## [WORK TASK]
Check every line below for the string "screenshot". Copy the ones that have it.

Web page and app entries
────────────────────────────────────────

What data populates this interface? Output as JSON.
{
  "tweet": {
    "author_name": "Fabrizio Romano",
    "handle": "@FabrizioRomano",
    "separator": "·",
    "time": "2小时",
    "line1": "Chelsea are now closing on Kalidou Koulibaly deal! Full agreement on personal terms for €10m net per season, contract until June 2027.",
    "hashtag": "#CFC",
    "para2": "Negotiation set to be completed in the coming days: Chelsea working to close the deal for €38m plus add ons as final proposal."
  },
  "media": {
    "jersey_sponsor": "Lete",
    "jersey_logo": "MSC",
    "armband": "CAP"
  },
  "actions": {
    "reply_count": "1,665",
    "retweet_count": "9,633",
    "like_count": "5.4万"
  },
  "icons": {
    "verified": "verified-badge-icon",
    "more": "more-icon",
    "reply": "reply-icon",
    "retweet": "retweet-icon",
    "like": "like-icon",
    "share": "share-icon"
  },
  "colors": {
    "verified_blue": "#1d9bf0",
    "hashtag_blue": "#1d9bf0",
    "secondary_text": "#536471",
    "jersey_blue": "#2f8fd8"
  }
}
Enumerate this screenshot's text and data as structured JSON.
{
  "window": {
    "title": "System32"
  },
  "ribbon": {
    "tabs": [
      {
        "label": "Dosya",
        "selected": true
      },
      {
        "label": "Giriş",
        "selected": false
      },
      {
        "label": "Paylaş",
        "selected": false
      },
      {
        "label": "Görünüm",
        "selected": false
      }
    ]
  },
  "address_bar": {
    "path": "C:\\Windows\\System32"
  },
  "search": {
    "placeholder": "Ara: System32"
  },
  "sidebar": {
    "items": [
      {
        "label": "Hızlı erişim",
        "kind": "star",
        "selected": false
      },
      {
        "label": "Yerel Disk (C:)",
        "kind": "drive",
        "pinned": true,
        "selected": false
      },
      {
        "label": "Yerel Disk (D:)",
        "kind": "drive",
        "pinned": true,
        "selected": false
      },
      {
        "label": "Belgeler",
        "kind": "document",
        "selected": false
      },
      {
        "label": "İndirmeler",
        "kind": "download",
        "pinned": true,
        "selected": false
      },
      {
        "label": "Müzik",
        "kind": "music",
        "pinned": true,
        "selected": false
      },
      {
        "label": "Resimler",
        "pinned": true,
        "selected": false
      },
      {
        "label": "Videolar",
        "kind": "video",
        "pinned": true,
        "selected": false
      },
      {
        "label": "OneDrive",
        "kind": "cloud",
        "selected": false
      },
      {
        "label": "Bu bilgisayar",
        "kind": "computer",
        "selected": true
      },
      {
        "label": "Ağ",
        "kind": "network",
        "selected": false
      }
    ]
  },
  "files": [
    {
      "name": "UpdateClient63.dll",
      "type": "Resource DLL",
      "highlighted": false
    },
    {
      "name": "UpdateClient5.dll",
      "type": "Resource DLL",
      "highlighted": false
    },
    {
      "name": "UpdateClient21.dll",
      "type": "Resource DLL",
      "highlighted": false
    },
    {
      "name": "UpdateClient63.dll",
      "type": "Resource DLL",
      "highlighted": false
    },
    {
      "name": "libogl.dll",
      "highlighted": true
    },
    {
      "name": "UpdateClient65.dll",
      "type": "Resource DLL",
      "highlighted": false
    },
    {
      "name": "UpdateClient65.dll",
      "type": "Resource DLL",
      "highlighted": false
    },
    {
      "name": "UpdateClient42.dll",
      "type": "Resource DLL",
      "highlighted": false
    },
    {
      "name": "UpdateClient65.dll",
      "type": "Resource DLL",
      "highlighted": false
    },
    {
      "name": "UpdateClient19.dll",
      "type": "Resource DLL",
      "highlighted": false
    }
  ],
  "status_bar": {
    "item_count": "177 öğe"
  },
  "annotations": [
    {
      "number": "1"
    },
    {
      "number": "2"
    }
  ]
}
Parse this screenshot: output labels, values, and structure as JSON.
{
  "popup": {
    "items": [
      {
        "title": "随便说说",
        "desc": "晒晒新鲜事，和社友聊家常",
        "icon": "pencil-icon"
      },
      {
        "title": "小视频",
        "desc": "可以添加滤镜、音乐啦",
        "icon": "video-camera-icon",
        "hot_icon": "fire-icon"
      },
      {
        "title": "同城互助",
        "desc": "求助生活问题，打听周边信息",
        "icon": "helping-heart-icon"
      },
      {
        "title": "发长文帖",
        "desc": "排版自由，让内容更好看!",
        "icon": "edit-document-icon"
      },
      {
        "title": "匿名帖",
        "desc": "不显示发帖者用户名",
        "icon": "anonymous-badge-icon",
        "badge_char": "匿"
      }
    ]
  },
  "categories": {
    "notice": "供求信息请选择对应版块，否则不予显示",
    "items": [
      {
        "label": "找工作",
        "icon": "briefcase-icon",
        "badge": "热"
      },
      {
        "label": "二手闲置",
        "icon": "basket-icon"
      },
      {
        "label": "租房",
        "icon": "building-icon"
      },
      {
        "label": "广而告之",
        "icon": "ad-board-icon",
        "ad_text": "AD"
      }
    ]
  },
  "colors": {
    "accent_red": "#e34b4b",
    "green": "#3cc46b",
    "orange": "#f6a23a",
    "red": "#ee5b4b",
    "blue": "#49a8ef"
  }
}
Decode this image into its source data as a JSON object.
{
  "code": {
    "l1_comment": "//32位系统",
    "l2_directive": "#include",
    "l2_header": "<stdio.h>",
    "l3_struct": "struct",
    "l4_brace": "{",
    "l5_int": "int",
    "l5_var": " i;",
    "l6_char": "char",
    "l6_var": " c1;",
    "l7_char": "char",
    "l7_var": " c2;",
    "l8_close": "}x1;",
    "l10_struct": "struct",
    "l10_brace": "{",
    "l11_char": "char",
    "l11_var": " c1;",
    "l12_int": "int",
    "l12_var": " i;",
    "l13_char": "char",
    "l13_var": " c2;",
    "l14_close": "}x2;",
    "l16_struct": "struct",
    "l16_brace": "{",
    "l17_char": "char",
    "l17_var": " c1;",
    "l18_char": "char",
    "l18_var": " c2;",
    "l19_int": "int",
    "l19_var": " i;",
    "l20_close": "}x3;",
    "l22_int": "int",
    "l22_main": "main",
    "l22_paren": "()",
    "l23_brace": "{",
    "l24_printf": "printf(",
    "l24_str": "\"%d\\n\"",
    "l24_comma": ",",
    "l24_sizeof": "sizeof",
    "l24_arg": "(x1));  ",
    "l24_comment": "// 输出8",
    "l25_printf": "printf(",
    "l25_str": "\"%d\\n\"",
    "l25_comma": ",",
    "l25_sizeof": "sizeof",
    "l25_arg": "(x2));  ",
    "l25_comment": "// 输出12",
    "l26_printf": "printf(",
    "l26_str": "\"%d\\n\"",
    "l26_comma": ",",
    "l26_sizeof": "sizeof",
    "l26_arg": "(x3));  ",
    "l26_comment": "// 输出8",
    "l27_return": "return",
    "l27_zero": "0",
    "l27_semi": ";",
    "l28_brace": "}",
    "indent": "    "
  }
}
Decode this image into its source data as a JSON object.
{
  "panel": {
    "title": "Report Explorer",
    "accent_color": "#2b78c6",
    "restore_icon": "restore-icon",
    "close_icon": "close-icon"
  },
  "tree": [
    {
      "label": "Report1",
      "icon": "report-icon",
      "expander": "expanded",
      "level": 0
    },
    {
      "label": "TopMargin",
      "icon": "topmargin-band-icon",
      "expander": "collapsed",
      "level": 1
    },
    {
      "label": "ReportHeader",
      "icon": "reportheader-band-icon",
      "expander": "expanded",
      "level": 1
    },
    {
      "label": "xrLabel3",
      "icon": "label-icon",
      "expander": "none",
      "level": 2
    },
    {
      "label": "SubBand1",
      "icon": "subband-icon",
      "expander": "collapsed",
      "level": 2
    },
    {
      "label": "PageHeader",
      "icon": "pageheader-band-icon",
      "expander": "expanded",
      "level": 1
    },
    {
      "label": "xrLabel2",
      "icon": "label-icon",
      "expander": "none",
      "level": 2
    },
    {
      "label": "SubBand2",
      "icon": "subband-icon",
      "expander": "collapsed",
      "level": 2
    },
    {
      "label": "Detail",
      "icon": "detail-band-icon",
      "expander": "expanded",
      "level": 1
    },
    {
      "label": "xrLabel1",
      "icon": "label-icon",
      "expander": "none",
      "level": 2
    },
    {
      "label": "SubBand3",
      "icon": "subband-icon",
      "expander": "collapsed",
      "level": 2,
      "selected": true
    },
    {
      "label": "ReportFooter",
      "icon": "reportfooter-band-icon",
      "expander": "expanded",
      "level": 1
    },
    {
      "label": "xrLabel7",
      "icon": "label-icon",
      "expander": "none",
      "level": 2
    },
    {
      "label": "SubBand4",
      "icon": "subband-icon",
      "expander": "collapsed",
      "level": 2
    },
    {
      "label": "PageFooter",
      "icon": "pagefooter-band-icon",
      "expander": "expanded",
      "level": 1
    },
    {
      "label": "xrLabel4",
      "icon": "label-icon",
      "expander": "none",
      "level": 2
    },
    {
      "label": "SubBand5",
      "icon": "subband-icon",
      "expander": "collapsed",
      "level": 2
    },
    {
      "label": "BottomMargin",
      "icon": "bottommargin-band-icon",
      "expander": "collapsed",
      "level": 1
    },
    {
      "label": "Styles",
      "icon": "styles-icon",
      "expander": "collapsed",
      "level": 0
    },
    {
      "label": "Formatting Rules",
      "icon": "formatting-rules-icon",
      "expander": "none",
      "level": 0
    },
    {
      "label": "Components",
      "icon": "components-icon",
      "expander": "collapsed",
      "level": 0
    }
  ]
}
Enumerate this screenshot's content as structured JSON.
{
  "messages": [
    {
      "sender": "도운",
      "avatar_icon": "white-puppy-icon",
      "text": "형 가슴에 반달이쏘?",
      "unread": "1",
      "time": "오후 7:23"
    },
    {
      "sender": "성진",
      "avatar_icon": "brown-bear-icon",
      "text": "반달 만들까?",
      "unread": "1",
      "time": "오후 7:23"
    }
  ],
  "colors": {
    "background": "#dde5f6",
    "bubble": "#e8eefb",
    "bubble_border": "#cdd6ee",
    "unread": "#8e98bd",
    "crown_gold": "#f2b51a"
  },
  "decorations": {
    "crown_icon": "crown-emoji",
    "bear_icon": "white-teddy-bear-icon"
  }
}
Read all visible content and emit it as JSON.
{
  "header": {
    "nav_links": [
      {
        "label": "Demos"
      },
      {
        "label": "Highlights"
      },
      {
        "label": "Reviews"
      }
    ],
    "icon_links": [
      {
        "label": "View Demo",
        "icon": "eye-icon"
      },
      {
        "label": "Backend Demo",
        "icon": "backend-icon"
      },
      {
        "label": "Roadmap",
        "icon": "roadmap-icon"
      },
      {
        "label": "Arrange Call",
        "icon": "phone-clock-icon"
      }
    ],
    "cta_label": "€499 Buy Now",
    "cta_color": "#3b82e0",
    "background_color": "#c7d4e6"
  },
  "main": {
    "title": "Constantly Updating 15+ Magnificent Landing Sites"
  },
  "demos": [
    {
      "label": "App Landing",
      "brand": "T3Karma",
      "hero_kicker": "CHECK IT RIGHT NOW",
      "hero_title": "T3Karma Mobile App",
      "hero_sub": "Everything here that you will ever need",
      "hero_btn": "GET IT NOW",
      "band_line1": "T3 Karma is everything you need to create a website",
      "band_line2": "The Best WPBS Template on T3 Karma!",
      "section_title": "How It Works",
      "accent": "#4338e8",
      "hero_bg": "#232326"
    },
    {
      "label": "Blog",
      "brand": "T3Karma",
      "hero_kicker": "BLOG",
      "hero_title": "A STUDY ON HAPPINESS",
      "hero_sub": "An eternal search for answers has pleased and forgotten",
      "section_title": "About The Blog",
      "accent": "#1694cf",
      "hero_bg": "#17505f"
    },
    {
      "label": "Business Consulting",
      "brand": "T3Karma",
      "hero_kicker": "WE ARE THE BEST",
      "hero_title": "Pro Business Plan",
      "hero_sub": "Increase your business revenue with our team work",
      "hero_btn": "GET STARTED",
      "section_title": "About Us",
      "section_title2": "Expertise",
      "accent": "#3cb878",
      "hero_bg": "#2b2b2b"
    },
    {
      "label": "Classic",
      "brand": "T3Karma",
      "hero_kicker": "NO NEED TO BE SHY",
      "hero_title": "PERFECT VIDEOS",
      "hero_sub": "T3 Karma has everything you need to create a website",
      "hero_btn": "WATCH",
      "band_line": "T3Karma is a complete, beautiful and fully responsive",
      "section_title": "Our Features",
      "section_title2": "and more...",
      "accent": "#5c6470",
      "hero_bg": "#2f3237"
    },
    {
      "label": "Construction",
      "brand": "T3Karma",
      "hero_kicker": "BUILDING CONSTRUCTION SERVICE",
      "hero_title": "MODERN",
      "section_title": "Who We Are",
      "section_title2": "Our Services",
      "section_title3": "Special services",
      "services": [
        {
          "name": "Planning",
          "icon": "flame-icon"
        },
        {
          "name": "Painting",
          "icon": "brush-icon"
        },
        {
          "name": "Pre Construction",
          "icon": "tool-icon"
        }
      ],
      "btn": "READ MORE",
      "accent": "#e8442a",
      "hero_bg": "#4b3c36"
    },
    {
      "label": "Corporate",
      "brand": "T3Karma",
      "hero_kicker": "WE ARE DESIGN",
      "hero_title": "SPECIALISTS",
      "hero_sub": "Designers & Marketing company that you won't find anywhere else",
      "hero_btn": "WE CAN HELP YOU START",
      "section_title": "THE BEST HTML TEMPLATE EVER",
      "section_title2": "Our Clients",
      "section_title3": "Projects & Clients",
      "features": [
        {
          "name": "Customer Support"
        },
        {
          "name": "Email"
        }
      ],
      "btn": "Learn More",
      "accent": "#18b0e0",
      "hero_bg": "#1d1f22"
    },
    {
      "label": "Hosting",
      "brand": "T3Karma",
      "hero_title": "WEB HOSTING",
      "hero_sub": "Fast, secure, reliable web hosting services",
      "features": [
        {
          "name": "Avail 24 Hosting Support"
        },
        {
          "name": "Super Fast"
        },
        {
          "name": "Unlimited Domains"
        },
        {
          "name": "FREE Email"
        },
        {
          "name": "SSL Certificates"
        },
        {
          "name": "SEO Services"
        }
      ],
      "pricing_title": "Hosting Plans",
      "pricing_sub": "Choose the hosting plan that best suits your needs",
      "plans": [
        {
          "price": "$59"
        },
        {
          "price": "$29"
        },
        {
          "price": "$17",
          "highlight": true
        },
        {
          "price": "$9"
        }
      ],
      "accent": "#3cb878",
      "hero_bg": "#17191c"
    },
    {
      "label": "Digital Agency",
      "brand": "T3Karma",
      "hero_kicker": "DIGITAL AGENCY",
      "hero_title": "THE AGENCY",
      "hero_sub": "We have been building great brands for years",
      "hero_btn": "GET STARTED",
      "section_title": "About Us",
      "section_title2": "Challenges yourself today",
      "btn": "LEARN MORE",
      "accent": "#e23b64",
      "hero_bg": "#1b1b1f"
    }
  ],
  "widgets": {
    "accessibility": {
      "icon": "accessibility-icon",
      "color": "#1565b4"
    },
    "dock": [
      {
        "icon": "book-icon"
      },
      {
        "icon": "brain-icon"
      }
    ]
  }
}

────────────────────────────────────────

## [TASK SOLUTION]
Enumerate this screenshot's text and data as structured JSON.
Parse this screenshot: output labels, values, and structure as JSON.
Enumerate this screenshot's content as structured JSON.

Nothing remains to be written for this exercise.